Published: 05/18/18

Saturday’s letters: For Florida to move forward, focus on a healthy and sustainable environment

Tampa’s future is bright | May 12Protect Florida, boost economyThis past year, Florida set another record-breaking year for tourism, welcoming more than 116 million visitors. While Florida boasts a unique quality of life and more than 1,300 miles...
Published: 05/16/18
Updated: 05/18/18

Sunday’s letters: What conservatives stand for

How can conservatism survive after Trump | May 13, Nickens columnhed#6324 I think it obvious that traditional conservatism was squeezed out of the 2016 campaign narrative and has become a niche thesis owned by a small group of intellectuals. A gr...
Published: 05/16/18
Updated: 05/18/18

Friday's letters: Putnam and Publix, two P's lose my nod

Publix pours cash to Putnam | May 17 A pleasure to shop elsewhere My family and I moved to Tampa in 1974, and have made Publix our favorite grocery store ever since. Forty-four years! That is why it makes me a little sad to have to say goodbye. F...
Published: 05/16/18
Updated: 05/18/18

Pasco Letters to the Editor for May 18

Re: Pasco panel okays Tampa Electric solar farm after five-hour meeting | April 9 storySolar farm offers many positivesThere has been much publicity regarding the proposed TECO Mountain View solar project slated for 350 acres in East Pasco that was r...
Published: 05/14/18

Thursday’s letters: Florida has arguably become the autonomous vehicle capital of North America

Autonomous vehicles in FloridaThe state for self-driving carsAlmost overnight, Florida has arguably become the autonomous vehicle capital of North America. In the last three months, Voyage, a self-driving taxi service, has begun service in the Villag...
Published: 05/12/18
Updated: 05/17/18

Wednesday’s letters: Florida’s Community Health Centers save $1.78 for every dollar spent

Florida’s Community Health CentersHealth centers are a great dealIf you gave someone a dollar and they gave you back $1.78, wouldn’t you consider that a fantastic deal?
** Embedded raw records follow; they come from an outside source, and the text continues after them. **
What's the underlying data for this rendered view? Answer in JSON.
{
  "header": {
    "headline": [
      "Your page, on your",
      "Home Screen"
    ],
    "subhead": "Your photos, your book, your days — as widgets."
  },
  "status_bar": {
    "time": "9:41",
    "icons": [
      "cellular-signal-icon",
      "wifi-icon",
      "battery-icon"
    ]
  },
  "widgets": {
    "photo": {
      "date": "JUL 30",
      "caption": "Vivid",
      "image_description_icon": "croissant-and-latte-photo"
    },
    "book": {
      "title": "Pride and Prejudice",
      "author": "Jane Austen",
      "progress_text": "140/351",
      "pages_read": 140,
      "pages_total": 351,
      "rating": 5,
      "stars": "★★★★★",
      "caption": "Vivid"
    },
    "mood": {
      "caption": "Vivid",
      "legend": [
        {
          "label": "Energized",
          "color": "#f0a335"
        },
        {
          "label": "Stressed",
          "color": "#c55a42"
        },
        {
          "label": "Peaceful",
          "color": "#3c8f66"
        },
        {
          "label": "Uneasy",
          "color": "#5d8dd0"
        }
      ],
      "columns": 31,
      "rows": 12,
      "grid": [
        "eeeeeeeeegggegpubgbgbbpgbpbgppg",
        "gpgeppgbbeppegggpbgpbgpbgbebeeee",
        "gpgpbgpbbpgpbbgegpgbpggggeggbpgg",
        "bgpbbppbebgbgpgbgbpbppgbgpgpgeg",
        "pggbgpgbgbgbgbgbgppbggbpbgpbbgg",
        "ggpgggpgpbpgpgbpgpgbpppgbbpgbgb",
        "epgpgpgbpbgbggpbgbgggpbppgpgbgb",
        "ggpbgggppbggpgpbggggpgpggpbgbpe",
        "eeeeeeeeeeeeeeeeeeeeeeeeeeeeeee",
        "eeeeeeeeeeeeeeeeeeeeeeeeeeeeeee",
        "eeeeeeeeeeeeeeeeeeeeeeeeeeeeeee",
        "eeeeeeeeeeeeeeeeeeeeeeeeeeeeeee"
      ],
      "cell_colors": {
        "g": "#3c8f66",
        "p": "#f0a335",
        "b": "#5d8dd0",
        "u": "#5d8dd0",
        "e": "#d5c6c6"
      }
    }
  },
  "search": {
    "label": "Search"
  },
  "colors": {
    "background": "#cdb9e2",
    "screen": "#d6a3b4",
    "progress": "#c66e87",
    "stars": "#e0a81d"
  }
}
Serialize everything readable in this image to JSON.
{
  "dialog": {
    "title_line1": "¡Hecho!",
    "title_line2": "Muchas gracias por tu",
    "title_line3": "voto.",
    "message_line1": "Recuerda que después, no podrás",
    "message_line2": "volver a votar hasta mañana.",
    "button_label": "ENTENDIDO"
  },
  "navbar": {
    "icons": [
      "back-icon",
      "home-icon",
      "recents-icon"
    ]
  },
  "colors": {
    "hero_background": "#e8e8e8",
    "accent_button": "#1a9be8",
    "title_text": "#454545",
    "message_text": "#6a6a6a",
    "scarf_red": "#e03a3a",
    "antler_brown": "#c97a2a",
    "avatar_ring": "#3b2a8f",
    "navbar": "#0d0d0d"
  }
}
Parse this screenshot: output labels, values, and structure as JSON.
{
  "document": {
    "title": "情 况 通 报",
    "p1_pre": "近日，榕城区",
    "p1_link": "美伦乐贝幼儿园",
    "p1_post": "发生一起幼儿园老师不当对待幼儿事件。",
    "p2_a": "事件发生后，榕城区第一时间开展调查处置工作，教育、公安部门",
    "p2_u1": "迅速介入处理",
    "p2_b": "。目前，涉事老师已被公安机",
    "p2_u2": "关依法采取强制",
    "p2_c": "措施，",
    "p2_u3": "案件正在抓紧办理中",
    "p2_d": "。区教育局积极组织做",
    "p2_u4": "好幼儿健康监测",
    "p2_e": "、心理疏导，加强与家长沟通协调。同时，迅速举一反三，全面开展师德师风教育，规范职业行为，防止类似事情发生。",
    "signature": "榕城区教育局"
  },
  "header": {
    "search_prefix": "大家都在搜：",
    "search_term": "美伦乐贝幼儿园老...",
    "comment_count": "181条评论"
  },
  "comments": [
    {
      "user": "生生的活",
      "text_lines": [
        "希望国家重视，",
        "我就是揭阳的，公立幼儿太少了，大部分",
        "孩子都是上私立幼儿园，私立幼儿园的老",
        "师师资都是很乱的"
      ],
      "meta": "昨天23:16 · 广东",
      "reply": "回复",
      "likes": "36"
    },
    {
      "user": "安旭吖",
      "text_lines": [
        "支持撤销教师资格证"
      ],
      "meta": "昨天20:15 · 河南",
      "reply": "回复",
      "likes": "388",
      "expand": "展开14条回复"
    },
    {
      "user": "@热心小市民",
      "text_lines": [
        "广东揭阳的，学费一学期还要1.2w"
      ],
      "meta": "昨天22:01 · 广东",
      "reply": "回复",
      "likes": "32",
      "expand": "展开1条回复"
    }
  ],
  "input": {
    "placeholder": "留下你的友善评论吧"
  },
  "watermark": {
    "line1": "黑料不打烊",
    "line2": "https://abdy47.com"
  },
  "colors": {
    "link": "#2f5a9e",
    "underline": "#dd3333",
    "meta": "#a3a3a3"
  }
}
That’s the deal Florida’s Community Health Centers provide for the state’s citize...
Published: 05/12/18
Updated: 05/16/18

Monday’s letters: Good ideas to fix schools still require enough money

Another plan for faltering schools | May 9The right ideas, cash still neededThe administration of the Hillsborough County School District should be applauded for persistent efforts to find the right formula to improve educational results of stude...
Published: 05/09/18
Updated: 05/14/18

Saturday’s letters: Short-sighted prison cuts hurt society

Call to rethink prison cuts | May 10Short-sighted prison cuts hurt societyThe Florida Department of Corrections is dismantling successful substance abuse and re-entry treatment programs to fix a $28 million shortfall. The short-sighted action wi...
Published: 05/09/18
Updated: 05/11/18